A complete and exact copy of the data below is the task.

***** RECORDS SUPPLIED *****

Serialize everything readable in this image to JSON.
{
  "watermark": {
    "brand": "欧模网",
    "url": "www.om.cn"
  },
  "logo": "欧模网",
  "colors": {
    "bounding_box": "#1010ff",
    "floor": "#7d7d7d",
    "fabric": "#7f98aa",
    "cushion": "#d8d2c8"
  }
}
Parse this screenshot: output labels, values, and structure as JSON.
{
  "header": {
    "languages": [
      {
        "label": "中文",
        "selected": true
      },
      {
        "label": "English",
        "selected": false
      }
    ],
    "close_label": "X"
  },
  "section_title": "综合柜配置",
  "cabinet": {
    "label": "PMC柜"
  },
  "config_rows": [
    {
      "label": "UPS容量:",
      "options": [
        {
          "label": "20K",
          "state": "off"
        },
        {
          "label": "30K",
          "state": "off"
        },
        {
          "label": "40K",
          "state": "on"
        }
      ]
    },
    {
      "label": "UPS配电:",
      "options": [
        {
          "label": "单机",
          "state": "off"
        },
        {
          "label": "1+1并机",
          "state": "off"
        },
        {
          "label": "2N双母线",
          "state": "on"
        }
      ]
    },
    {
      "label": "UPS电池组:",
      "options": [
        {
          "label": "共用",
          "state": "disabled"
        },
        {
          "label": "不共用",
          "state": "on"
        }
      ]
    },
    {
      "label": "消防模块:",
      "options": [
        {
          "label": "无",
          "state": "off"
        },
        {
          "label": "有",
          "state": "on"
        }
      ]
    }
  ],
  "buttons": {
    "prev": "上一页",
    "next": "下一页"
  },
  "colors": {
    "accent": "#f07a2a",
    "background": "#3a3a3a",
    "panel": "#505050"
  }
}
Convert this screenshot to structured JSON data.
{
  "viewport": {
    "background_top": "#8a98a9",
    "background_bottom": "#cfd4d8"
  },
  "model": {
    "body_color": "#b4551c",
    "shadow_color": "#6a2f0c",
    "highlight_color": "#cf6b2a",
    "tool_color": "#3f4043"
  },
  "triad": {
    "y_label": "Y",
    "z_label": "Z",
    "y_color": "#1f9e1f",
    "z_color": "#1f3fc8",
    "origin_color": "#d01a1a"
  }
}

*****

| ANSWER FOR THIS EXERCISE |
Serialize everything readable in this image to JSON.
{
  "watermark": {
    "brand": "欧模网",
    "url": "www.om.cn"
  },
  "logo": "欧模网",
  "colors": {
    "bounding_box": "#1010ff",
    "floor": "#7d7d7d",
    "fabric": "#7f98aa",
    "cushion": "#d8d2c8"
  }
}
Parse this screenshot: output labels, values, and structure as JSON.
{
  "header": {
    "languages": [
      {
        "label": "中文",
        "selected": true
      },
      {
        "label": "English",
        "selected": false
      }
    ],
    "close_label": "X"
  },
  "section_title": "综合柜配置",
  "cabinet": {
    "label": "PMC柜"
  },
  "config_rows": [
    {
      "label": "UPS容量:",
      "options": [
        {
          "label": "20K",
          "state": "off"
        },
        {
          "label": "30K",
          "state": "off"
        },
        {
          "label": "40K",
          "state": "on"
        }
      ]
    },
    {
      "label": "UPS配电:",
      "options": [
        {
          "label": "单机",
          "state": "off"
        },
        {
          "label": "1+1并机",
          "state": "off"
        },
        {
          "label": "2N双母线",
          "state": "on"
        }
      ]
    },
    {
      "label": "UPS电池组:",
      "options": [
        {
          "label": "共用",
          "state": "disabled"
        },
        {
          "label": "不共用",
          "state": "on"
        }
      ]
    },
    {
      "label": "消防模块:",
      "options": [
        {
          "label": "无",
          "state": "off"
        },
        {
          "label": "有",
          "state": "on"
        }
      ]
    }
  ],
  "buttons": {
    "prev": "上一页",
    "next": "下一页"
  },
  "colors": {
    "accent": "#f07a2a",
    "background": "#3a3a3a",
    "panel": "#505050"
  }
}
Convert this screenshot to structured JSON data.
{
  "viewport": {
    "background_top": "#8a98a9",
    "background_bottom": "#cfd4d8"
  },
  "model": {
    "body_color": "#b4551c",
    "shadow_color": "#6a2f0c",
    "highlight_color": "#cf6b2a",
    "tool_color": "#3f4043"
  },
  "triad": {
    "y_label": "Y",
    "z_label": "Z",
    "y_color": "#1f9e1f",
    "z_color": "#1f3fc8",
    "origin_color": "#d01a1a"
  }
}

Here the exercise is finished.